## 1.14 Transformations for Normality

Let’s look at assessing normal distributions using the cleaned depression data set.

hist(depress$income, prob=TRUE, xlab="Annual income (in thousands)", main="Histogram and Density curve of Income", ylab="") lines(density(depress$income), col="blue")

summary(depress$income) ## Min. 1st Qu. Median Mean 3rd Qu. Max. ## 2.00 9.00 15.00 20.57 28.00 65.00 The distribution of annual income is slightly skewed right with a mean of$20.5k per year and a median of $15k per year income. The range of values goes from$2k to $65k. Reported income above$40k appear to have been rounded to the nearest $10k, because there are noticeable peaks at$40k, $50k, and$60k.

In general, transformations are more effective when the the standard deviation is large relative to the mean. One rule of thumb is if the sd/mean ratio is less than 1/4, a transformation may not be necessary.

sd(depress$income) / mean(depress$income)
## [1] 0.743147

Alternatively Hoaglin, Mosteller and Tukey (1985) showed that if the largest observation divided by the smallest observation is over 2, then the data may not be sufficiently variable for the transformation to be decisive.

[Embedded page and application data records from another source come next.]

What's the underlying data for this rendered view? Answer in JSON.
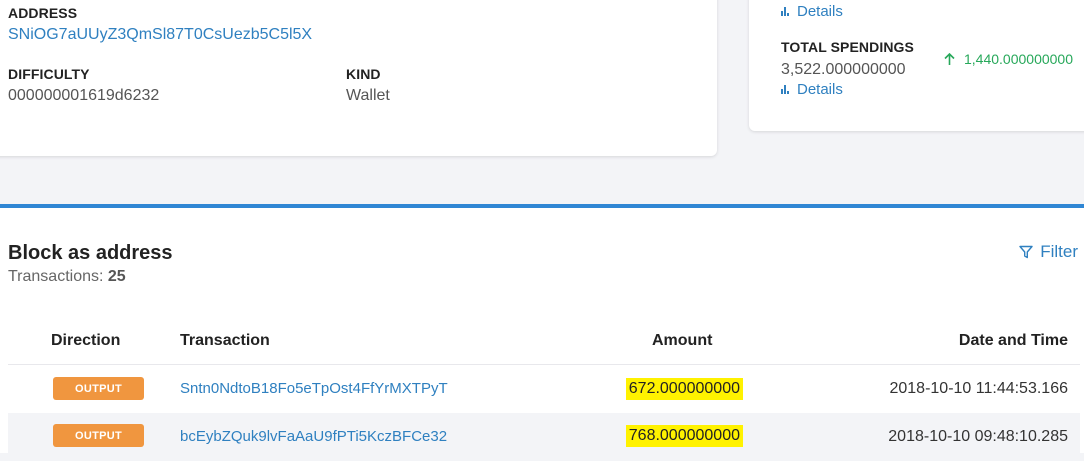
{
  "address": {
    "label": "ADDRESS",
    "value": "SNiOG7aUUyZ3QmSl87T0CsUezb5C5l5X"
  },
  "difficulty": {
    "label": "DIFFICULTY",
    "value": "000000001619d6232"
  },
  "kind": {
    "label": "KIND",
    "value": "Wallet"
  },
  "summary": {
    "details_label": "Details",
    "total_spendings": {
      "label": "TOTAL SPENDINGS",
      "value": "3,522.000000000",
      "change": "1,440.000000000"
    },
    "colors": {
      "positive": "#27a85a",
      "link": "#2f80c0"
    }
  },
  "transactions_section": {
    "title": "Block as address",
    "count_label": "Transactions:",
    "count": "25",
    "filter_label": "Filter",
    "columns": [
      "Direction",
      "Transaction",
      "Amount",
      "Date and Time"
    ],
    "rows": [
      {
        "direction": "OUTPUT",
        "tx": "Sntn0NdtoB18Fo5eTpOst4FfYrMXTPyT",
        "amount": "672.000000000",
        "datetime": "2018-10-10 11:44:53.166"
      },
      {
        "direction": "OUTPUT",
        "tx": "bcEybZQuk9lvFaAaU9fPTi5KczBFCe32",
        "amount": "768.000000000",
        "datetime": "2018-10-10 09:48:10.285"
      }
    ]
  }
}
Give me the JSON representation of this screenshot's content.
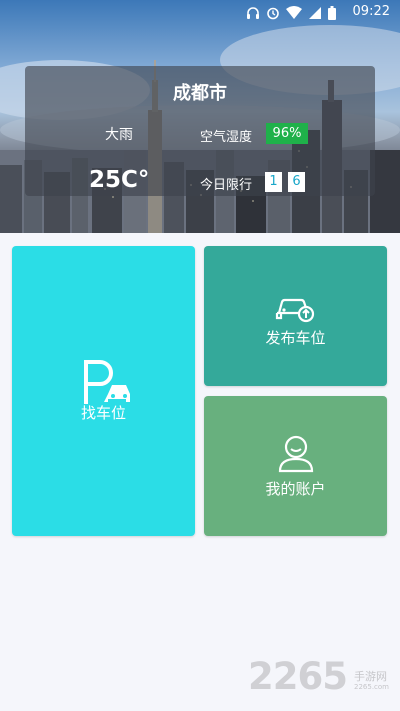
{
  "status_bar": {
    "time": "09:22",
    "icons": [
      "headset-icon",
      "alarm-icon",
      "wifi-icon",
      "signal-icon",
      "battery-icon"
    ]
  },
  "weather": {
    "city": "成都市",
    "condition": "大雨",
    "temperature": "25C°",
    "humidity_label": "空气湿度",
    "humidity_value": "96%",
    "restriction_label": "今日限行",
    "restriction_numbers": [
      "1",
      "6"
    ]
  },
  "tiles": {
    "find_parking": "找车位",
    "publish_parking": "发布车位",
    "my_account": "我的账户"
  },
  "watermark": {
    "number": "2265",
    "name": "手游网",
    "domain": "2265.com"
  },
  "colors": {
    "find_tile": "#2bdde6",
    "publish_tile": "#34a99a",
    "account_tile": "#68b07e",
    "humidity_badge": "#1fb14a",
    "restriction_number_text": "#1aa7c9"
  }
}
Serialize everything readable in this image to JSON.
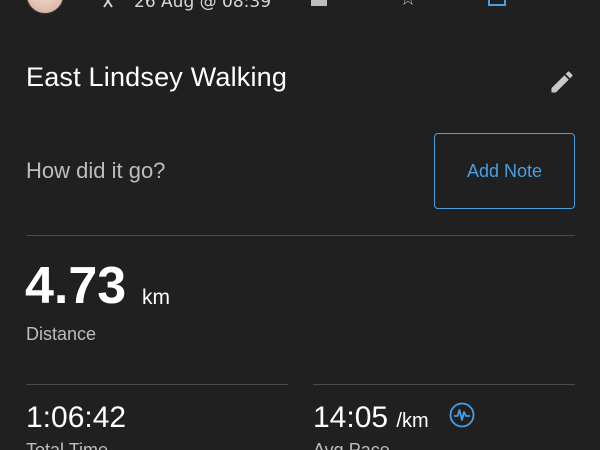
{
  "header": {
    "date": "26 Aug @ 08:39",
    "activity_type_icon": "walking-icon",
    "gear_icon": "shoe-icon",
    "favorite_icon": "star-icon",
    "save_icon": "save-icon"
  },
  "activity": {
    "title": "East Lindsey Walking",
    "edit_icon": "pencil-icon"
  },
  "note": {
    "prompt": "How did it go?",
    "add_label": "Add Note"
  },
  "stats": {
    "distance": {
      "value": "4.73",
      "unit": "km",
      "label": "Distance"
    },
    "total_time": {
      "value": "1:06:42",
      "label": "Total Time"
    },
    "avg_pace": {
      "value": "14:05",
      "unit": "/km",
      "label": "Avg Pace"
    }
  },
  "colors": {
    "background": "#202020",
    "accent": "#4a9fe0",
    "primary_text": "#ffffff",
    "secondary_text": "#bdbdbd",
    "divider": "#4a4a4a"
  }
}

max(depress$income) / (min(depress$income)+.1)
## [1] 30.95238

Note these rules are not meaningful for data without a natural zero.

Another common method of assessing normality is to create a normal probability (or normal quantile) plot.

qqnorm(depress$income);qqline(depress$income, col="red")

The points on the normal probability plot do not follow the red reference line very well. The dots show a more curved, or U shaped form rather than following a linear line. This is another indication that the data is skewed and a transformation for normality should be created.

• Create three new variables: log10inc as the log base 10 of Income, loginc as the natural log of Income, and xincome which is equal to the negative of one divided by the cubic root of income.
log10inc <- log10(depress$income) loginc <- log(depress$income)
xincome  <- -1/(depress$income)^(-1/3) • Create a single plot that display normal probability plots for the original, and each of the three transformations of income. Use the base graphics grid organizer par(mfrow=c(r,c)) where r is the number of rows and c is the number of columns. Which transformation does a better job of normalizing the distribution of Income? par(mfrow=c(2,2)) # Try (4,1) and (1,4) to see how this works. qqnorm(depress$income, main="Income"); qqline(depress\$income,col="blue")
qqnorm(log10inc, main="Log 10"); qqline(log10inc, col="blue")
qqnorm(xincome, main="-1/cuberoot(income)"); qqline(xincome, col="blue")